Yet in the middle of this tale, where one city hates these men and one city deifies them, we get a glimpse into a tender moment of compassion and healing between Saint Paul and the crippled man, whose name we do not know. It is not the miracle of the man being able to walk that most catches my attention, but rather the moment before, wherein Paul “looks intently at him.”
A “cripple” during this time would have been an outcast. Many in the community may have assumed his suffering was the result of his sin or that of his family and others likely feared his ailment was contagious. It is doubtful that this man would have received much human contact, much less the kind that Paul graciously shared on that day in Lystra.
At different points in my life, I have had the privilege of working with people experiencing homelessness and have been told on several occasions the immense gratitude our sisters and brothers feel when a person chooses to look at them as they walk by rather than avoiding eye contact and pretending they do not exist.
There is great power in the simple gesture of meeting someone’s eyes and recognizing their humanity and thus God-given dignity. We see that power turn to miracle today in Acts, and I would argue we see that power every time we choose to share a smile or a hello with those we meet throughout our day, whether they are experiencing homelessness or not. Christ set the example for cherishing all of God’s people, Paul followed that example, and now it is our turn, sisters.[Tweet “Christ set the example for cherishing all of God’s people.”]
Whose life can we brighten today by a seemingly simple act of love? Who, crippled by loneliness or depression, can we help walk out of the dark and into the Light?
Sarah Stanley is a small town Ohio girl who is mildly obsessed with all things Ignatian and is very passionate about faith, social justice, and the intersection of the two. She recently earned her Master of Divinity and now serves as the Director of Christian Service at a high school in New England.
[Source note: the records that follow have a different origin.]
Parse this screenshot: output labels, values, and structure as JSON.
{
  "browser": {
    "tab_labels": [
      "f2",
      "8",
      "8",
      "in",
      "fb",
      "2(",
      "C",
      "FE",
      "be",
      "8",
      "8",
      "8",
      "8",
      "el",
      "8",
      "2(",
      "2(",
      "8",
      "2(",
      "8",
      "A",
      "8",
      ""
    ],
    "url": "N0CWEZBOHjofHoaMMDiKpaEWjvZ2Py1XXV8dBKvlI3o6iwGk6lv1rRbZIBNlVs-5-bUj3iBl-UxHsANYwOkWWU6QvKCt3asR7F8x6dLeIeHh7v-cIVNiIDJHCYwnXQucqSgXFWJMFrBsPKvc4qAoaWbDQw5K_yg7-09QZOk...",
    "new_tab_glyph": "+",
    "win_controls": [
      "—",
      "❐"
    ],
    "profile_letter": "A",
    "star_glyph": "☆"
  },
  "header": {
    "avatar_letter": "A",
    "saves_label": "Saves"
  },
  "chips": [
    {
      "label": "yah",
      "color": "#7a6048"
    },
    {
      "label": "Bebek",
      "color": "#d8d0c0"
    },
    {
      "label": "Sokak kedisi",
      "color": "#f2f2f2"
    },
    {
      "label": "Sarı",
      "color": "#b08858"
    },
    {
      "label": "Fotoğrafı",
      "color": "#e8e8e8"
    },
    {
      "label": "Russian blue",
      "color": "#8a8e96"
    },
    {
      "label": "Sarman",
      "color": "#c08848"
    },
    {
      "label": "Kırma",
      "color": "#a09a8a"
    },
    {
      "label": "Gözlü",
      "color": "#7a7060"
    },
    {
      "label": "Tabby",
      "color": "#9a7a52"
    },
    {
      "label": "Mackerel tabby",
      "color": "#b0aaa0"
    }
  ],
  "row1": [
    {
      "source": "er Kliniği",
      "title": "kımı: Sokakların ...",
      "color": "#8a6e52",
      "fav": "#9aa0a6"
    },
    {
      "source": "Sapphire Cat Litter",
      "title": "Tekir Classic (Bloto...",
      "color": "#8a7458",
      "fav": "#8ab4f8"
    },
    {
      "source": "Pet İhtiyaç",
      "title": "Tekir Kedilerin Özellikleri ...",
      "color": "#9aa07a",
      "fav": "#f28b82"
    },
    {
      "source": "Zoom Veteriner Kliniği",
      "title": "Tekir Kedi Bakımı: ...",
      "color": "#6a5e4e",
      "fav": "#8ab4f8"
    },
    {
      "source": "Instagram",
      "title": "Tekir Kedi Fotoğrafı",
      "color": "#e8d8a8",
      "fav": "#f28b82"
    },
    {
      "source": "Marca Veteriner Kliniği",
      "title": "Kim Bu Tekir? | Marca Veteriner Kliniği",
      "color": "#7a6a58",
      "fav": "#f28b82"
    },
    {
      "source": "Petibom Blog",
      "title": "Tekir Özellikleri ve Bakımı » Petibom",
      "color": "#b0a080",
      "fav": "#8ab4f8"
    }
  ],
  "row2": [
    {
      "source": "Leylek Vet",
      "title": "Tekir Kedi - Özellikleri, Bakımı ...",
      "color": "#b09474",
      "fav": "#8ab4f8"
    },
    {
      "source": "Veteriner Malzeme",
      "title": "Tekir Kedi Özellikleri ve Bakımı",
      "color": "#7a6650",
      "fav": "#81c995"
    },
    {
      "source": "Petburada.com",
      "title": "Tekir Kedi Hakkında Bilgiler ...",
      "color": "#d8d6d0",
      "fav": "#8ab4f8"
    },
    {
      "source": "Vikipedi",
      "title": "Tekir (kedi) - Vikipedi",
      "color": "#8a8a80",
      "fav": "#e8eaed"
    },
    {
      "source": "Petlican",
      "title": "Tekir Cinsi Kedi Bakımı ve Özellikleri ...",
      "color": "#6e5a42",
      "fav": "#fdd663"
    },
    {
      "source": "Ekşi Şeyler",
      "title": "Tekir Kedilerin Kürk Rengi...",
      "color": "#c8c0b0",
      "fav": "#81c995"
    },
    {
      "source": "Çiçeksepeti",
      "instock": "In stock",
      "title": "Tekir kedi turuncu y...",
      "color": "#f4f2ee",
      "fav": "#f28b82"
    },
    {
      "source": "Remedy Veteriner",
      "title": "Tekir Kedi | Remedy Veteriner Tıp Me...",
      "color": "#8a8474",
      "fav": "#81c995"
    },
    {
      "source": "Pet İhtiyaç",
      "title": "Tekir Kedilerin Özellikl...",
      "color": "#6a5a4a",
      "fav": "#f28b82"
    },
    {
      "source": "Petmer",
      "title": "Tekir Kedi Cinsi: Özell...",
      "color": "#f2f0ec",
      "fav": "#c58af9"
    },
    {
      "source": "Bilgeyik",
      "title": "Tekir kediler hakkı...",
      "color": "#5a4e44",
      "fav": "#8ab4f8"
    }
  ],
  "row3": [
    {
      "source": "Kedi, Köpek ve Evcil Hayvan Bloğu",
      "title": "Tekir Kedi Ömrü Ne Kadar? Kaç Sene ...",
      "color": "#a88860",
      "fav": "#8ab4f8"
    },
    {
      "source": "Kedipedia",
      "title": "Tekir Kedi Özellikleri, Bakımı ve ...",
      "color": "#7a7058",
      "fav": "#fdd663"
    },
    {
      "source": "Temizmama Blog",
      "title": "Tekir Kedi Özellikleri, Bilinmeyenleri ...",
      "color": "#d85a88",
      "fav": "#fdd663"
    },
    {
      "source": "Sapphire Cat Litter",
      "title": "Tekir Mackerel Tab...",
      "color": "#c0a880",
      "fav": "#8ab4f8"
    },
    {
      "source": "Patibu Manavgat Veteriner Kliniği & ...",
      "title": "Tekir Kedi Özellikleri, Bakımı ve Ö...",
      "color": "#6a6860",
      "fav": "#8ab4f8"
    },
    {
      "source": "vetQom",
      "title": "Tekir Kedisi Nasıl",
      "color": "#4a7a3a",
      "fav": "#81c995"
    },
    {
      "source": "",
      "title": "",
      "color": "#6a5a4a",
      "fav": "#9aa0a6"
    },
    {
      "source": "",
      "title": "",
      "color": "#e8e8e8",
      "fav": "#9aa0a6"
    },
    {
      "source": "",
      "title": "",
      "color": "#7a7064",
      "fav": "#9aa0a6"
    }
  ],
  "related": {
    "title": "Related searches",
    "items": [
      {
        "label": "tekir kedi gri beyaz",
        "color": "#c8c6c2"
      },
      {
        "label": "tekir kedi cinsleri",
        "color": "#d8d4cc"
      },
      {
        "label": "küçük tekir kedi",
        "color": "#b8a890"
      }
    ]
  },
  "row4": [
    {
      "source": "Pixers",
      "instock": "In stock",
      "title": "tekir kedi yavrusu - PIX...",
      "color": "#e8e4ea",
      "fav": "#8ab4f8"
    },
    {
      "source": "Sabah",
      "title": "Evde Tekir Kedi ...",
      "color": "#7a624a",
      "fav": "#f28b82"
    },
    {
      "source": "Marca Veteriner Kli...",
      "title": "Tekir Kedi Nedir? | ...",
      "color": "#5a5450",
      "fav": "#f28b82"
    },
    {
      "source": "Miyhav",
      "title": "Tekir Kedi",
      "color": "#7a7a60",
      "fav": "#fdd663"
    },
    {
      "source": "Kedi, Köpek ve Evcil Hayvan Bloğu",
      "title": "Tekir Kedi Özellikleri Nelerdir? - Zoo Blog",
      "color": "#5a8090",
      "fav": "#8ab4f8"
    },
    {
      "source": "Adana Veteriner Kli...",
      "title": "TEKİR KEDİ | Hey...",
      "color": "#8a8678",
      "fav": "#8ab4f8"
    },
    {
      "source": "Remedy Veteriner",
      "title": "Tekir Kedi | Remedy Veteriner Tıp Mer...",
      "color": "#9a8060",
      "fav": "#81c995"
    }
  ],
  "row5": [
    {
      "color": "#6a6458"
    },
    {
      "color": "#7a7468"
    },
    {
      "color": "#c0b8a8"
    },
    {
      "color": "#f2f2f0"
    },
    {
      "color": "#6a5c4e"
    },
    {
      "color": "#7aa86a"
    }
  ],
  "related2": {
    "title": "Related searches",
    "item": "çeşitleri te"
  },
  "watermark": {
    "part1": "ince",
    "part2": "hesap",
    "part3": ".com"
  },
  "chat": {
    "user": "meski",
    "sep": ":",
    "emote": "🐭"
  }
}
When she’s not working, she enjoys contagious laughter, travel, clever puns, and finding the good in all things. You can find out more about her here.